§ PROBLEM
If a line in the entries below includes the string "this", copy it out.

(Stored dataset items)
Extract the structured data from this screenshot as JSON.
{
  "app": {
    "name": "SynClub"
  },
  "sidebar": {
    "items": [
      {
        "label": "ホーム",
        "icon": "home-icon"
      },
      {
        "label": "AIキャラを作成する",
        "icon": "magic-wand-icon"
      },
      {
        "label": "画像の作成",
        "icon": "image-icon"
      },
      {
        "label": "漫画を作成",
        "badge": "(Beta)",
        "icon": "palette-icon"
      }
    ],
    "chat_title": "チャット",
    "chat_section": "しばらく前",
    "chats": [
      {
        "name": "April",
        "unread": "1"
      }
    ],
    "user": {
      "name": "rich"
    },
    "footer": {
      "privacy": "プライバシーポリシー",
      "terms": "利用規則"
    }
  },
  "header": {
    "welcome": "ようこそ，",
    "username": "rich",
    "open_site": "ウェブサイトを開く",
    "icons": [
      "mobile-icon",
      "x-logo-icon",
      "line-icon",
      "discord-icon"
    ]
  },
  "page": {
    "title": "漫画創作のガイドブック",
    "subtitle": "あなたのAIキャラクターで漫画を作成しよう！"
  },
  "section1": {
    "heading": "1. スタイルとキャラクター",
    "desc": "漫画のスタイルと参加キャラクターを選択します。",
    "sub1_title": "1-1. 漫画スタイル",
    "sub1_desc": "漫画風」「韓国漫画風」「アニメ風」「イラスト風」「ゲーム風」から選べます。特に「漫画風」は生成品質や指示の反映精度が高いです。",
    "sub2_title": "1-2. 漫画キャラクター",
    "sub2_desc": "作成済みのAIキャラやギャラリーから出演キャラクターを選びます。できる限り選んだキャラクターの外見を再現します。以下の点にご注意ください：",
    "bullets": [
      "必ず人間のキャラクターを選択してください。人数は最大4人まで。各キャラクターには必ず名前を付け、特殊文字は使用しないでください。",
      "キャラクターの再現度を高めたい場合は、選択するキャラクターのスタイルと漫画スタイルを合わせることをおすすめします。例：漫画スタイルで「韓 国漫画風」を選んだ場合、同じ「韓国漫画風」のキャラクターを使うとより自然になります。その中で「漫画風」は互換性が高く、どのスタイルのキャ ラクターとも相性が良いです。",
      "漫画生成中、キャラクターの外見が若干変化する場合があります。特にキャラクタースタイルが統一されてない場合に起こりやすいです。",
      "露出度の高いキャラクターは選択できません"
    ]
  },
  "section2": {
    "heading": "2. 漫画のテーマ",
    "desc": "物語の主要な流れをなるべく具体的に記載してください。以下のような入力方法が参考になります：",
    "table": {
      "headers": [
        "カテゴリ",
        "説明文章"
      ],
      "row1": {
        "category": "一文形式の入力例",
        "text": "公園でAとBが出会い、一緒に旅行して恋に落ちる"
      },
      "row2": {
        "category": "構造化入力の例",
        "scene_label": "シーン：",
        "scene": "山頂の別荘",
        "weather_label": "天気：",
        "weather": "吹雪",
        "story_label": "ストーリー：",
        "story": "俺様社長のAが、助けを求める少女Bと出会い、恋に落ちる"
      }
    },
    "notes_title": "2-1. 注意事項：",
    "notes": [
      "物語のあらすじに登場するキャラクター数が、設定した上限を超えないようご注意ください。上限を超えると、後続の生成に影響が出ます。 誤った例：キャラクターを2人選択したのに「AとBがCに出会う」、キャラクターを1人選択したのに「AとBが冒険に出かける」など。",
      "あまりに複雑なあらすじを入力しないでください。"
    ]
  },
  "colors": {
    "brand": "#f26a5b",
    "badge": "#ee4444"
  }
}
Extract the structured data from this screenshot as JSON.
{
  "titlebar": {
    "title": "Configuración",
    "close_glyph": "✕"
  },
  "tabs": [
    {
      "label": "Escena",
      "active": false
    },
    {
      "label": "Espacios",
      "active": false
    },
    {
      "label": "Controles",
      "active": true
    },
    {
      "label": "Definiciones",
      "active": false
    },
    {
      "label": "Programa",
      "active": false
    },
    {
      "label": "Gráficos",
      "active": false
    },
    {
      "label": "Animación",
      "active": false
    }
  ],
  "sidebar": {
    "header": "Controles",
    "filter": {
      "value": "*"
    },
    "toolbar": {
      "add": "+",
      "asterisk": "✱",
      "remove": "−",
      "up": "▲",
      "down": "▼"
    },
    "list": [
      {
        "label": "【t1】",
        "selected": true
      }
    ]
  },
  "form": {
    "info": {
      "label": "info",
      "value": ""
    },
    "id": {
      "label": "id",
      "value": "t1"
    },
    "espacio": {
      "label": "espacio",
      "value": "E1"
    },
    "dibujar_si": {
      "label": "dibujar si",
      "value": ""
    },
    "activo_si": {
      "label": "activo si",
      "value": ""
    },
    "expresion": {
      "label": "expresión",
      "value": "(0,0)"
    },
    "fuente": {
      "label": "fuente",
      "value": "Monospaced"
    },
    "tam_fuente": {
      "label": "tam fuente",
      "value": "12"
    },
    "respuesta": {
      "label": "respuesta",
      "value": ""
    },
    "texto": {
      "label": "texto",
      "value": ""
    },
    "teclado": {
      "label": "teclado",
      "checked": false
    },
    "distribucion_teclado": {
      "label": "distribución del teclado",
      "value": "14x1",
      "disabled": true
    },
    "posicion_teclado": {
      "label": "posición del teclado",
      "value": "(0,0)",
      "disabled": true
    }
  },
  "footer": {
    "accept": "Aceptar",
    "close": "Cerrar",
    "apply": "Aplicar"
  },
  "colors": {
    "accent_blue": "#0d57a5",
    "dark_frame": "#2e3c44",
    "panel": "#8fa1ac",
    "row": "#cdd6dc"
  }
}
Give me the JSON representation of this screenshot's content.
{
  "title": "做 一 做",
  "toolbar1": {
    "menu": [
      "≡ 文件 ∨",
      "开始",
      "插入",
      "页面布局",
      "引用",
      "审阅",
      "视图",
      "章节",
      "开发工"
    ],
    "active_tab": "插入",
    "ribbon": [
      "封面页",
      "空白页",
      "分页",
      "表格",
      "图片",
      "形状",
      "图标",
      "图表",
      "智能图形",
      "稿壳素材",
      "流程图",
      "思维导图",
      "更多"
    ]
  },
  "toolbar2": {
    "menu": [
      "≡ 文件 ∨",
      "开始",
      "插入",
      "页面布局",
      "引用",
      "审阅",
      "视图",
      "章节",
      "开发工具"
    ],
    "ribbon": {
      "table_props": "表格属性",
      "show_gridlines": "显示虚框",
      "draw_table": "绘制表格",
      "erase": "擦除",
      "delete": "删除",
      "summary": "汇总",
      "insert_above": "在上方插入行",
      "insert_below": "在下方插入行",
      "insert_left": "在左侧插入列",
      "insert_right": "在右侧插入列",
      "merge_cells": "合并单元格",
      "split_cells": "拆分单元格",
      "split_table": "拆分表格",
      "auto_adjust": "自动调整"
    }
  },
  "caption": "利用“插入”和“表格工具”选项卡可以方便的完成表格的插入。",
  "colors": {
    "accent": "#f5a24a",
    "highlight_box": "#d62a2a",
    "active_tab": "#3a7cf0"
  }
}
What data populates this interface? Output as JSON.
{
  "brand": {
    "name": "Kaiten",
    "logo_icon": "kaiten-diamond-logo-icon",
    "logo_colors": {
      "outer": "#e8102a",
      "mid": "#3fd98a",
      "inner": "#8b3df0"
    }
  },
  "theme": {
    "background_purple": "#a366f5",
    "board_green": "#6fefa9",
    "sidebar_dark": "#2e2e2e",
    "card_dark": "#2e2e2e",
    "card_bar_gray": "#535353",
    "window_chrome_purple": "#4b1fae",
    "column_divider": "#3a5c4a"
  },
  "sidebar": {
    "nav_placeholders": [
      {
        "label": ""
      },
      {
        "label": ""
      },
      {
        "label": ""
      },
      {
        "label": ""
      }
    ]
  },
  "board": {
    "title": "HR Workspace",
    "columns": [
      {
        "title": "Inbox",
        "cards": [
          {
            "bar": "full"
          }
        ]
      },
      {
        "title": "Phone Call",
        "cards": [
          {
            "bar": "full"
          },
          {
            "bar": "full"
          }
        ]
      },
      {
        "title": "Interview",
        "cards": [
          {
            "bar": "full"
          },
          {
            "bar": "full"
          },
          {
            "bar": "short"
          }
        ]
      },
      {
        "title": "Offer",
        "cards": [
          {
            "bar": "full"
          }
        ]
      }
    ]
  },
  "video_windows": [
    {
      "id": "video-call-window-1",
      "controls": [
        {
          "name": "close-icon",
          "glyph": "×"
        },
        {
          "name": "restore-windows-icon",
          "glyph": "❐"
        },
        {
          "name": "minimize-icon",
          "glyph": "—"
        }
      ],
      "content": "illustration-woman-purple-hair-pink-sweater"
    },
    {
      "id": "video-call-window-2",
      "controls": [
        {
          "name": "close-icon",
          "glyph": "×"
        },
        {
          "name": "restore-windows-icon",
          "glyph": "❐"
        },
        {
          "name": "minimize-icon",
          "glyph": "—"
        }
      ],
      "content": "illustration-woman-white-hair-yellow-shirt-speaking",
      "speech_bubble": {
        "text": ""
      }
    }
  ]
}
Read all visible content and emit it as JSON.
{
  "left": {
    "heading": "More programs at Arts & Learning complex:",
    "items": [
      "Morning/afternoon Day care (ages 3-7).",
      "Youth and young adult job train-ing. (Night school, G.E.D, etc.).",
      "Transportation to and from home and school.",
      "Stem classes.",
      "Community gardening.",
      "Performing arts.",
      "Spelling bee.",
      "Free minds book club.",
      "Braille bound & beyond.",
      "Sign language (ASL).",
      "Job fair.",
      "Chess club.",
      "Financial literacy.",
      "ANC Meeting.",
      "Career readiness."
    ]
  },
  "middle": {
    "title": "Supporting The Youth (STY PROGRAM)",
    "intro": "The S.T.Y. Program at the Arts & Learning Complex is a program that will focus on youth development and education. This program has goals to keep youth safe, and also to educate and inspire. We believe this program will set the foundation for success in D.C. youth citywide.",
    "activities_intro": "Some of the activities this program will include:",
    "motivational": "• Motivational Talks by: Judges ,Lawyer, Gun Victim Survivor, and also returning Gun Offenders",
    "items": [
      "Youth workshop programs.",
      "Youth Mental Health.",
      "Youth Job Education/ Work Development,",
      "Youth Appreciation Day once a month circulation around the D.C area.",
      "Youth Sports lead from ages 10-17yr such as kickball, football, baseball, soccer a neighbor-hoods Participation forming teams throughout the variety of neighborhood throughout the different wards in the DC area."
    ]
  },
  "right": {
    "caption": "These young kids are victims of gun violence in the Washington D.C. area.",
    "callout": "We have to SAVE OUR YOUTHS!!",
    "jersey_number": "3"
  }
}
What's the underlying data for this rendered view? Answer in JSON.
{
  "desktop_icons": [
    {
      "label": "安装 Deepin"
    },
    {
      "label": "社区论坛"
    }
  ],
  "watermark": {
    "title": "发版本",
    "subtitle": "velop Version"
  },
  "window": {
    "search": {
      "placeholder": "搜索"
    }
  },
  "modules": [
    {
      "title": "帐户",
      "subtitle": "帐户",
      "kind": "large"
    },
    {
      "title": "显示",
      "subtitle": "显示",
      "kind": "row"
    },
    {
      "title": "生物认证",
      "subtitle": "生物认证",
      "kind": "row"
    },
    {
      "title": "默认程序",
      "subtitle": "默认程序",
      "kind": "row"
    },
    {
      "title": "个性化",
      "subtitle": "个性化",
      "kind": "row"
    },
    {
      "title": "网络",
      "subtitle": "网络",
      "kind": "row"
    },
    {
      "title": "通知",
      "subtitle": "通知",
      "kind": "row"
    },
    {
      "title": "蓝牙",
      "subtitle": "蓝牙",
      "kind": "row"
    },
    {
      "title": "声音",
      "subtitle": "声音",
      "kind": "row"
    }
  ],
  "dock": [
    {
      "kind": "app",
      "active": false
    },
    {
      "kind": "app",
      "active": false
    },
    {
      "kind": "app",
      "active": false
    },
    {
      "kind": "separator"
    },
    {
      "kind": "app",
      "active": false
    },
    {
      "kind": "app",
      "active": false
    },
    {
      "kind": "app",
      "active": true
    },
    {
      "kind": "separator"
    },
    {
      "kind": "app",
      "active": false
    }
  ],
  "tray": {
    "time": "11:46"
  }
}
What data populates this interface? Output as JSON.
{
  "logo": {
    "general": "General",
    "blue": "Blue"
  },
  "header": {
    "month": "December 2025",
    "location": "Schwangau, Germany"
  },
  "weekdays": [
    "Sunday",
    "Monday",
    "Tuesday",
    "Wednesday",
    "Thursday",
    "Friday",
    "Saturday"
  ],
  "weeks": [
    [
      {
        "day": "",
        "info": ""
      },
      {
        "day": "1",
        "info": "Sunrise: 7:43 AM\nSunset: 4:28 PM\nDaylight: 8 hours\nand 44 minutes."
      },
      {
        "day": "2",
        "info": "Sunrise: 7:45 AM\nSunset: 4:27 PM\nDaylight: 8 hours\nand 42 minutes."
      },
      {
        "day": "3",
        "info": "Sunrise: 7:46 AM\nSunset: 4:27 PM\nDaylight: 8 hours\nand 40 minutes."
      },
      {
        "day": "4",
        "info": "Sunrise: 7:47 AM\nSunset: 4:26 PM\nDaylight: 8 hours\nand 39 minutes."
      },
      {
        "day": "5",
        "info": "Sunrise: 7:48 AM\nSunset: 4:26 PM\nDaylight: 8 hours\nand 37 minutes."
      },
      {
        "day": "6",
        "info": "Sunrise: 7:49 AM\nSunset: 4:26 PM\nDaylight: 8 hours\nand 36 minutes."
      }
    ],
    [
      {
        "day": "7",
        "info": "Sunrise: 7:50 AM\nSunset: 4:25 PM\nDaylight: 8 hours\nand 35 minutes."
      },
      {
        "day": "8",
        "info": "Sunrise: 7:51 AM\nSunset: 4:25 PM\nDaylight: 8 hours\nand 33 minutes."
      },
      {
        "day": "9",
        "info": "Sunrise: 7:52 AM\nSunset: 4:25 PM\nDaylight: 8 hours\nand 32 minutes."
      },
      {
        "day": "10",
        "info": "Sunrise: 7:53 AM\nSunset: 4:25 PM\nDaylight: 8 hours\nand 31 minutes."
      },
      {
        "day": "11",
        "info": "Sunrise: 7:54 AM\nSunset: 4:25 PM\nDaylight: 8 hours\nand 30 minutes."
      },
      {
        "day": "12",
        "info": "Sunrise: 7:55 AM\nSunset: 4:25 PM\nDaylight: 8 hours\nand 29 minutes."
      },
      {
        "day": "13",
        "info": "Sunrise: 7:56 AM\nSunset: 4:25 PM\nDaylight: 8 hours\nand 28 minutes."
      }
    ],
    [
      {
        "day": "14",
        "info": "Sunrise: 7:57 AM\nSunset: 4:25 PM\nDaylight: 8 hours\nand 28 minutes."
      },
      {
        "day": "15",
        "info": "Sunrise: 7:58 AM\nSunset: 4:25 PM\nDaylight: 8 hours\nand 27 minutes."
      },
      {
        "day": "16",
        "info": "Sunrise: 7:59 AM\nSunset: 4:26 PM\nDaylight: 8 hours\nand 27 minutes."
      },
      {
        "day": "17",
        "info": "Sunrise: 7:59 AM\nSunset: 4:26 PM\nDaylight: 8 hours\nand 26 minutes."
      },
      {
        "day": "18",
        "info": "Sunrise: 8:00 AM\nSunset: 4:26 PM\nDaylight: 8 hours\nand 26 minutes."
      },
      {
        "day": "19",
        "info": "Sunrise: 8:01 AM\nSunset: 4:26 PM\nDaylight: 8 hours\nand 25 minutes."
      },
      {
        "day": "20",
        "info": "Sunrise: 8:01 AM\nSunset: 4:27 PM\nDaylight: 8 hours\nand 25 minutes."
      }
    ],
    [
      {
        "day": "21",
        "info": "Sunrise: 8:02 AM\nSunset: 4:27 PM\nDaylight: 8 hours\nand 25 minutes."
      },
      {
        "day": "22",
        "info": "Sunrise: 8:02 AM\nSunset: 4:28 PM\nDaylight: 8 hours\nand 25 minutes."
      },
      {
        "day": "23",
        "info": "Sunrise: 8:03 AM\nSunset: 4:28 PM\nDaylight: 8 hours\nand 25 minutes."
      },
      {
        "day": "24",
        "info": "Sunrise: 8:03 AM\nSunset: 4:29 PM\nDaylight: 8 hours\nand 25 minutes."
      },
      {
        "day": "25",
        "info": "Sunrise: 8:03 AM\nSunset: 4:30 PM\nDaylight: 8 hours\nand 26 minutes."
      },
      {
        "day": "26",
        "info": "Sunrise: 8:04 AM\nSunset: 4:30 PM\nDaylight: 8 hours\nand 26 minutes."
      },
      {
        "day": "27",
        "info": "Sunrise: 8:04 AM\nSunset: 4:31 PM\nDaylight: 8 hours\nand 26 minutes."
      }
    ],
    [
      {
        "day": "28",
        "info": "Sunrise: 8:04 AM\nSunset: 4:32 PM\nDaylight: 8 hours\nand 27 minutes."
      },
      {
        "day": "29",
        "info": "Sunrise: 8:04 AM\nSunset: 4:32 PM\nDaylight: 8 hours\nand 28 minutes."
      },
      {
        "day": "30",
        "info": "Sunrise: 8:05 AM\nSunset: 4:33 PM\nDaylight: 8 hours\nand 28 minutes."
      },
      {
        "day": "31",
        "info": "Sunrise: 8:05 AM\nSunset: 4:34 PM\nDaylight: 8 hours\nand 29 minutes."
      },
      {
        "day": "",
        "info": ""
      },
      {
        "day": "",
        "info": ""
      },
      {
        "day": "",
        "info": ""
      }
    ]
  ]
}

§ RESPONSE TO THE TASK
Extract the structured data from this screenshot as JSON.
Extract the structured data from this screenshot as JSON.
Give me the JSON representation of this screenshot's content.
What data populates this interface? Output as JSON.
    "intro": "The S.T.Y. Program at the Arts & Learning Complex is a program that will focus on youth development and education. This program has goals to keep youth safe, and also to educate and inspire. We believe this program will set the foundation for success in D.C. youth citywide.",
    "activities_intro": "Some of the activities this program will include:",
What's the underlying data for this rendered view? Answer in JSON.
What data populates this interface? Output as JSON.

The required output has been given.